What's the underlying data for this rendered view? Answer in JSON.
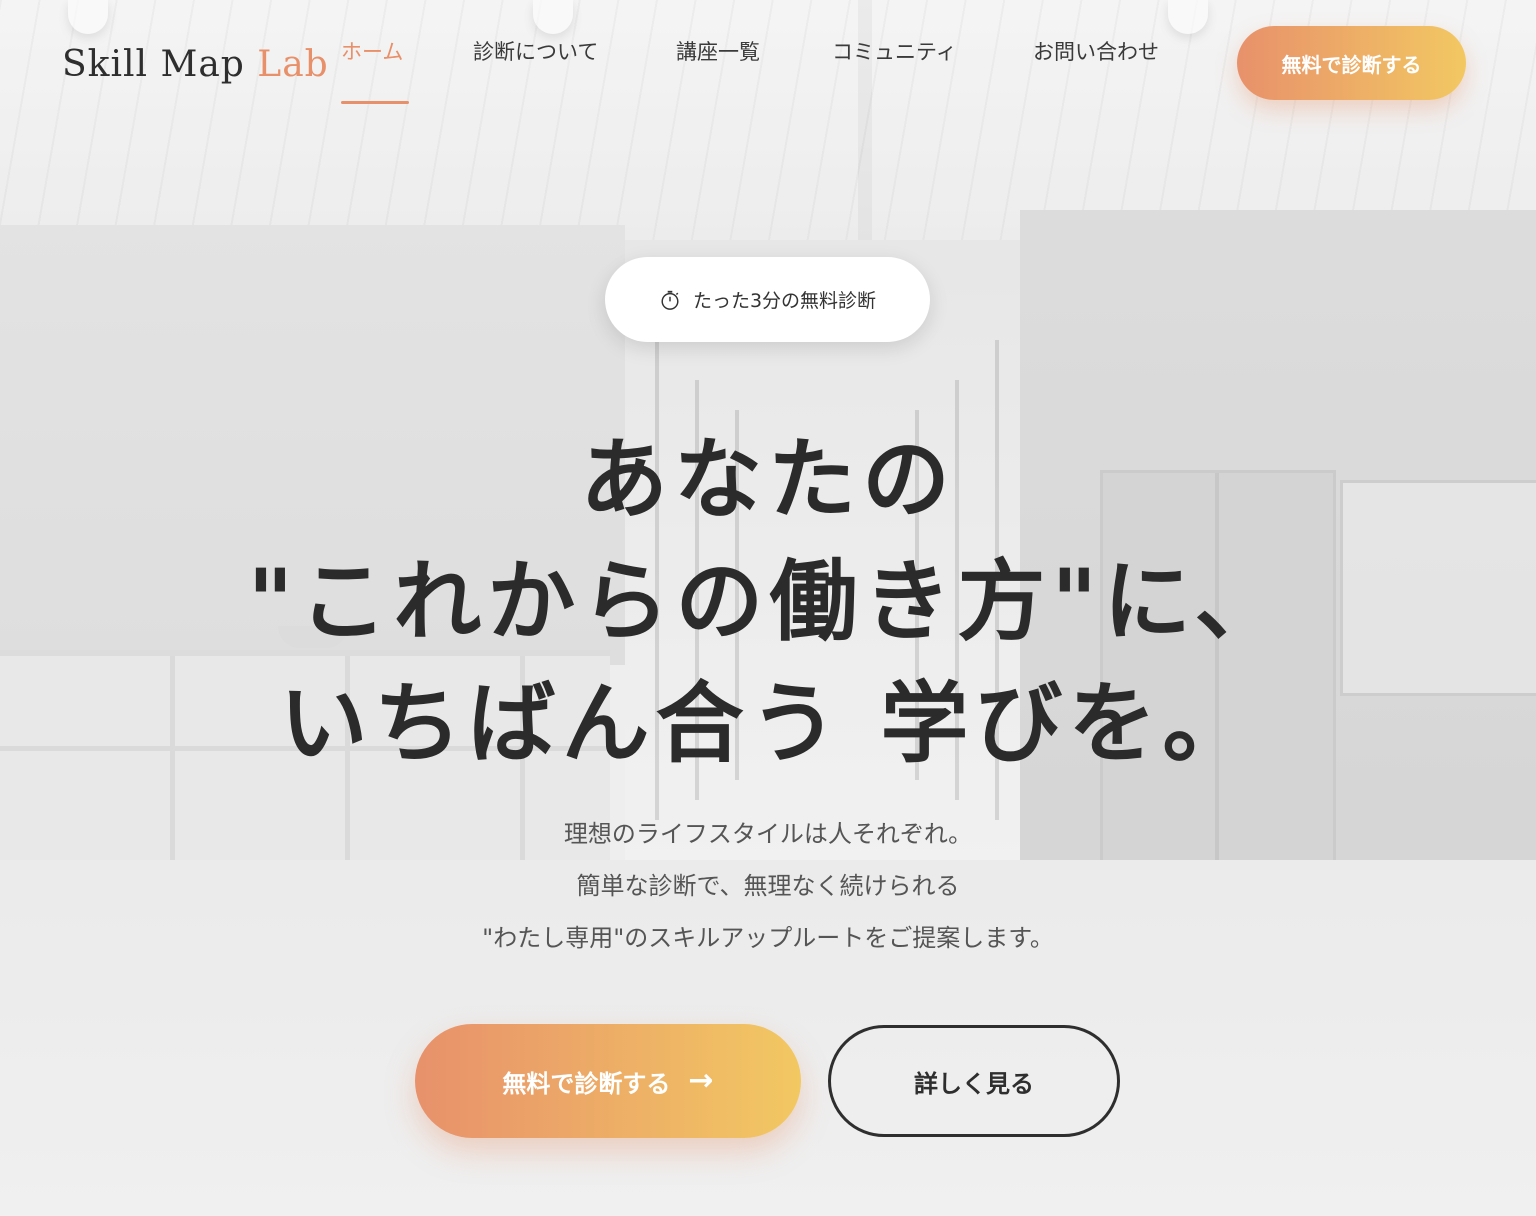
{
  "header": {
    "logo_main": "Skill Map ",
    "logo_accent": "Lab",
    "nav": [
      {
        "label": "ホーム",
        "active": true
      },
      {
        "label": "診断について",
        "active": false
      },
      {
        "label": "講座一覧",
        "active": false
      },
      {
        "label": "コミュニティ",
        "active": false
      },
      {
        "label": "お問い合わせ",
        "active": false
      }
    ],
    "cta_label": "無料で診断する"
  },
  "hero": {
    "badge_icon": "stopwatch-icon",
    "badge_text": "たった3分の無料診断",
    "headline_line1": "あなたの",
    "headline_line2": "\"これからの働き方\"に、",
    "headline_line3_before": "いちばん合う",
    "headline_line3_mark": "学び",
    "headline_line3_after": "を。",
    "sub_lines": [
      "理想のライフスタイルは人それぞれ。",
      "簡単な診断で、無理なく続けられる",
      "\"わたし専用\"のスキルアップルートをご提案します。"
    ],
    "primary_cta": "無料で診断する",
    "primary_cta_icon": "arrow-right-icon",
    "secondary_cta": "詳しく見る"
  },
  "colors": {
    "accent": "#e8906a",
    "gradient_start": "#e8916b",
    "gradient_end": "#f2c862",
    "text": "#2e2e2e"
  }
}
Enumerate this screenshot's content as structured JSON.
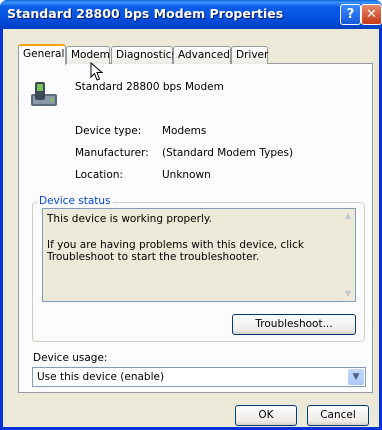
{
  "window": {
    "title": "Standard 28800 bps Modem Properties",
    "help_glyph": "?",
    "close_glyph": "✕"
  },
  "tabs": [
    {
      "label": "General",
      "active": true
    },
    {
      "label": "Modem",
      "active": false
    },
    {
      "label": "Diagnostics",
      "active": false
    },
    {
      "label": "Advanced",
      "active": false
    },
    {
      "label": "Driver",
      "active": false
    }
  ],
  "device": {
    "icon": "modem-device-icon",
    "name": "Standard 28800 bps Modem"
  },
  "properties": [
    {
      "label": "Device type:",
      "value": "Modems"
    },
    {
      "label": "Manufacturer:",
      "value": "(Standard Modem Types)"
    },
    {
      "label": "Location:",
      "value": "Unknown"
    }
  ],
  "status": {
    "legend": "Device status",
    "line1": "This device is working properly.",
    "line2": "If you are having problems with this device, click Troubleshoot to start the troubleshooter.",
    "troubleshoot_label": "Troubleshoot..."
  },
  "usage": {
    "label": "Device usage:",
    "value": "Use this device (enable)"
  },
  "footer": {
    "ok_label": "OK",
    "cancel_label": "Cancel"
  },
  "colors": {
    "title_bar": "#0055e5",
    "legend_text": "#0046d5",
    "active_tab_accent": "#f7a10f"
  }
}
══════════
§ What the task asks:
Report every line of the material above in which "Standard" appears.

§ Answer:
    "title": "Standard 28800 bps Modem Properties",
    "name": "Standard 28800 bps Modem"
      "value": "(Standard Modem Types)"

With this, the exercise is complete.